Available data ::
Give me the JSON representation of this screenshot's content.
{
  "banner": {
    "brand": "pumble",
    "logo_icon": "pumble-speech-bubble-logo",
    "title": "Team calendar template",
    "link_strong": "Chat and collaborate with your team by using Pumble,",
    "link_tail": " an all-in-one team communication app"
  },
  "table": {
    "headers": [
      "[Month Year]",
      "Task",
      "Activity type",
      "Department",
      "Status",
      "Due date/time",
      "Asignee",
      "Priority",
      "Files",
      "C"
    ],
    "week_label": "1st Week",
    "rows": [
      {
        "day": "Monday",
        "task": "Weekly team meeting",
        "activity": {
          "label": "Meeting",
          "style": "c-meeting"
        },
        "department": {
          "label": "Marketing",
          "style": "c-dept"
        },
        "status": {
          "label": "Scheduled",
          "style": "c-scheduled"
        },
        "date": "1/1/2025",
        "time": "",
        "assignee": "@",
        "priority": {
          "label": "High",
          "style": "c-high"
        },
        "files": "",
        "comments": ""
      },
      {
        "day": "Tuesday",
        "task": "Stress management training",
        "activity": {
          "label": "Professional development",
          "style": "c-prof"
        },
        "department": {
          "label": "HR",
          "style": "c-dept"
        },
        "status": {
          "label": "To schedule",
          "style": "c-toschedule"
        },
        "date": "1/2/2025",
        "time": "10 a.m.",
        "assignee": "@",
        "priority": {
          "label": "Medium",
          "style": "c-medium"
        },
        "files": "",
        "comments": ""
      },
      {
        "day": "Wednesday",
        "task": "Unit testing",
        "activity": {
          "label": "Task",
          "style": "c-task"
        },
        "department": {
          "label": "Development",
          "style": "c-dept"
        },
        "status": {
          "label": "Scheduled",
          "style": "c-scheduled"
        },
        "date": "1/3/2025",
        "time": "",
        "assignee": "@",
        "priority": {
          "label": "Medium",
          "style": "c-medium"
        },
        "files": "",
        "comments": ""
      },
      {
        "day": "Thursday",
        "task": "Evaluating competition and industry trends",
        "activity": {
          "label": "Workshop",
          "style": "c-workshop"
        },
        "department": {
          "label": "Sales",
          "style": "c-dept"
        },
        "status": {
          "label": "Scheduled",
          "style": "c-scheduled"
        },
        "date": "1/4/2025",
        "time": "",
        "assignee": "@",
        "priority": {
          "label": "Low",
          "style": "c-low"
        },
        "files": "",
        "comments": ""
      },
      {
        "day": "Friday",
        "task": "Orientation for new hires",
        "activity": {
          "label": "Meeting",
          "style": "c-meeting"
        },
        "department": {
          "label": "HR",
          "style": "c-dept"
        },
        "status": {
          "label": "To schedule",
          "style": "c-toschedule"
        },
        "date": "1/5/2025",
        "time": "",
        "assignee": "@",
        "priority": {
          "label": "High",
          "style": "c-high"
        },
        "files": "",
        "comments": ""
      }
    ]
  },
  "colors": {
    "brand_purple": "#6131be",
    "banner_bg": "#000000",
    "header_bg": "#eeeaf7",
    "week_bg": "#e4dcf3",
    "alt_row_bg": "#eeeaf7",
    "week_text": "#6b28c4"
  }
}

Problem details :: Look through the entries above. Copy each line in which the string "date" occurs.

Problem solution ::
      "Due date/time",
        "date": "1/1/2025",
        "date": "1/2/2025",
        "date": "1/3/2025",
        "date": "1/4/2025",
        "date": "1/5/2025",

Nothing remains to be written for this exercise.